*I will note: it can take a lot of time and practice to get your brain used to recognizing that a thought is just a thought. This is something I worked on a lot before my baby was born, and continue to work on in my business and life, and I definitely didn’t see immediate results. Regular journaling and talking it out were the ways I found helped me the most.
Deep Breathing and Relaxation
Deep breathing is the key to relaxation during labor; and relaxation is the key to a smooth, easy and quick labor. I don’t know what kind of deep breathing you learned, but in the hypnobirthing class that I took, the instructor got into the cool random science stuff that I love hearing about — the best kind of breathing to calm you down.
Since our thoughts and bodies are so tightly intertwined, our thoughts will cause a physical reaction in our bodies, AND we can use our bodies to change our thoughts.
Here’s what I mean: anxious, panicky thoughts result in an accelerated heart rate and breathing…
But if you slow your breathing, you’ll slow your heart rate… and help get rid of those anxious thoughts, too. Really – try it.
Try to inhale for 3-4 counts, hold it for a moment, and then exhale for 6-8 counts, aiming for your exhale to be double the length of your inhale. You may not be able to inhale or exhale for that long when you first try it, but give it some practice and time.
When you’re in a tense situation at home – whether your newborn is crying and you just. can’t. get. that. latch!, or you’ve got a hysterical toddler, or you were up all night with a sick kid, just try deep breathing – 10 inhales and 10 exhales, counting your breath, and watch yourself relax.
Bonus for moms with older kids: by your kids seeing how positively you react in an intense situation, they’ll learn to do the same when they’re feeling that way!
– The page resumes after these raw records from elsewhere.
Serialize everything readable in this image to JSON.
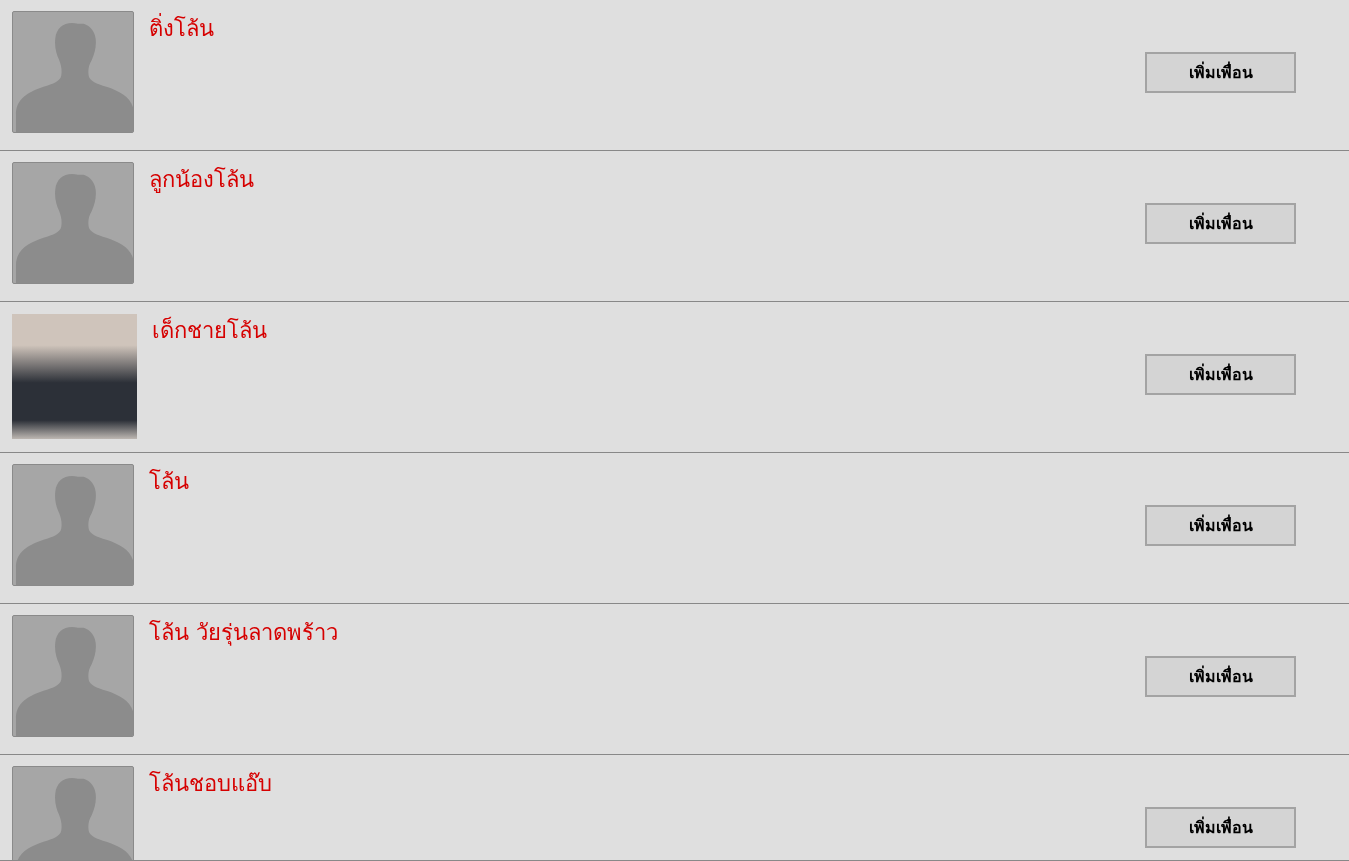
{
  "people": [
    {
      "name": "ติ่งโล้น",
      "kind": "silhouette",
      "button": "เพิ่มเพื่อน"
    },
    {
      "name": "ลูกน้องโล้น",
      "kind": "silhouette",
      "button": "เพิ่มเพื่อน"
    },
    {
      "name": "เด็กชายโล้น",
      "kind": "photo",
      "button": "เพิ่มเพื่อน"
    },
    {
      "name": "โล้น",
      "kind": "silhouette",
      "button": "เพิ่มเพื่อน"
    },
    {
      "name": "โล้น วัยรุ่นลาดพร้าว",
      "kind": "silhouette",
      "button": "เพิ่มเพื่อน"
    },
    {
      "name": "โล้นชอบแอ๊บ",
      "kind": "silhouette",
      "button": "เพิ่มเพื่อน"
    }
  ]
}
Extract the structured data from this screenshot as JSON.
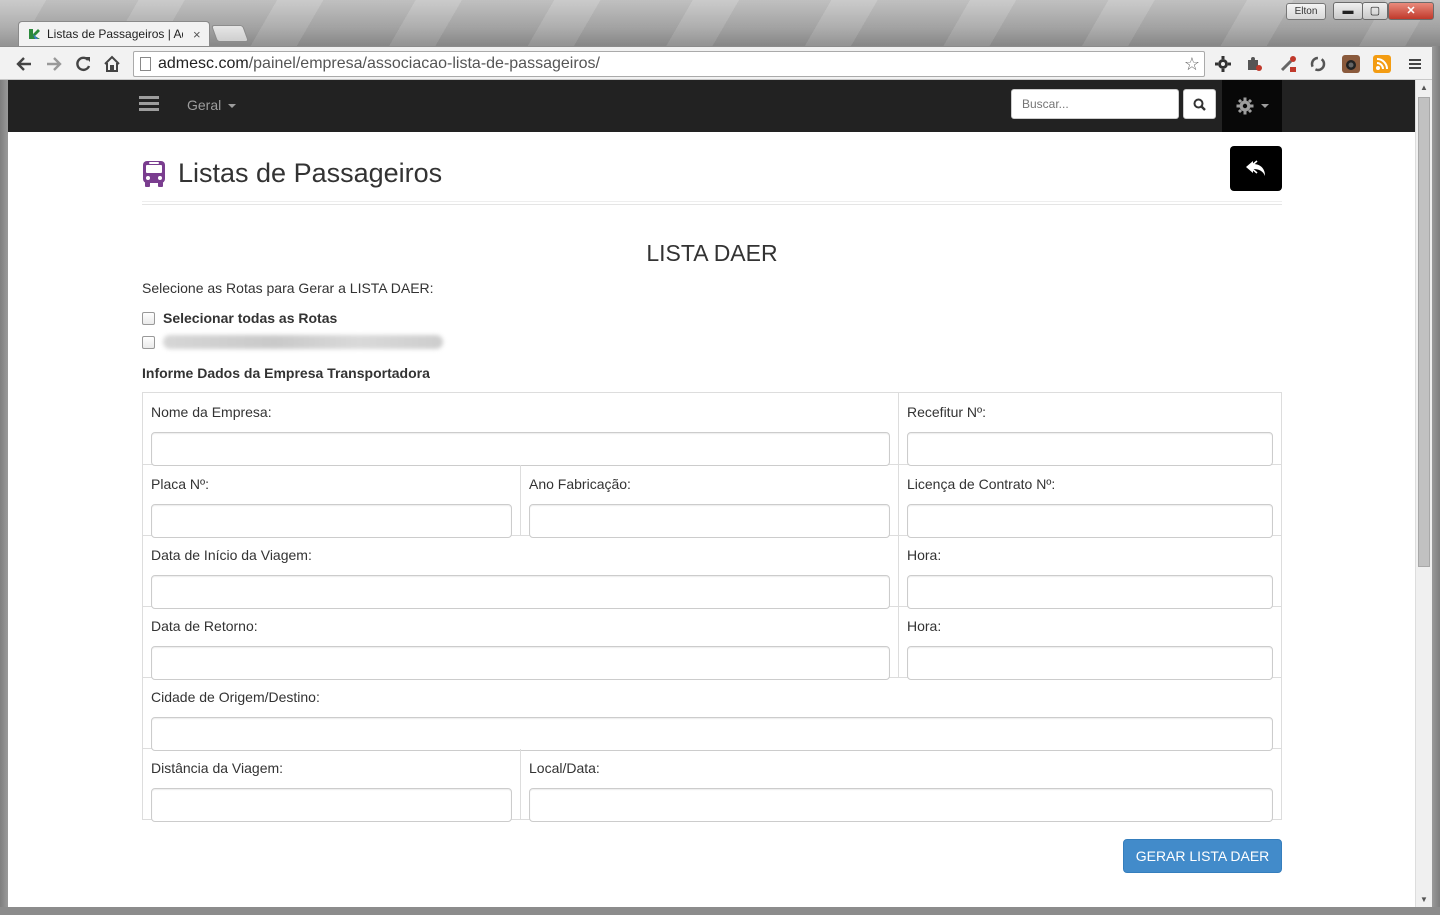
{
  "browser": {
    "tab_title": "Listas de Passageiros | Adm",
    "tab_close": "×",
    "user_badge": "Elton",
    "window_buttons": {
      "minimize": "▬",
      "maximize": "▢",
      "close": "✕"
    },
    "url_host": "admesc.com",
    "url_path": "/painel/empresa/associacao-lista-de-passageiros/",
    "icons": [
      "back-arrow-icon",
      "forward-arrow-icon",
      "reload-icon",
      "home-icon",
      "bookmark-star-icon",
      "gear-extension-icon",
      "puzzle-extension-icon",
      "eyedropper-extension-icon",
      "sync-extension-icon",
      "camera-extension-icon",
      "rss-extension-icon",
      "chrome-menu-icon"
    ]
  },
  "navbar": {
    "menu_label": "Geral",
    "search_placeholder": "Buscar...",
    "search_icon": "search-icon",
    "settings_icon": "gear-icon",
    "background": "#222222"
  },
  "page": {
    "title": "Listas de Passageiros",
    "title_icon": "bus-icon",
    "title_icon_color": "#7a3d8f",
    "back_icon": "reply-icon",
    "section_title": "LISTA DAER",
    "select_routes_label": "Selecione as Rotas para Gerar a LISTA DAER:",
    "select_all_label": "Selecionar todas as Rotas",
    "company_section_label": "Informe Dados da Empresa Transportadora"
  },
  "form": {
    "rows": [
      [
        {
          "label": "Nome da Empresa:"
        },
        {
          "label": "Recefitur Nº:"
        }
      ],
      [
        {
          "label": "Placa Nº:"
        },
        {
          "label": "Ano Fabricação:"
        },
        {
          "label": "Licença de Contrato Nº:"
        }
      ],
      [
        {
          "label": "Data de Início da Viagem:"
        },
        {
          "label": "Hora:"
        }
      ],
      [
        {
          "label": "Data de Retorno:"
        },
        {
          "label": "Hora:"
        }
      ],
      [
        {
          "label": "Cidade de Origem/Destino:"
        }
      ],
      [
        {
          "label": "Distância da Viagem:"
        },
        {
          "label": "Local/Data:"
        }
      ]
    ],
    "submit_label": "GERAR LISTA DAER",
    "submit_color": "#428bca"
  }
}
Did you use either of these techniques in your labors? Have you ever tried using labor techniques in parenting? I’m curious to hear what worked for you!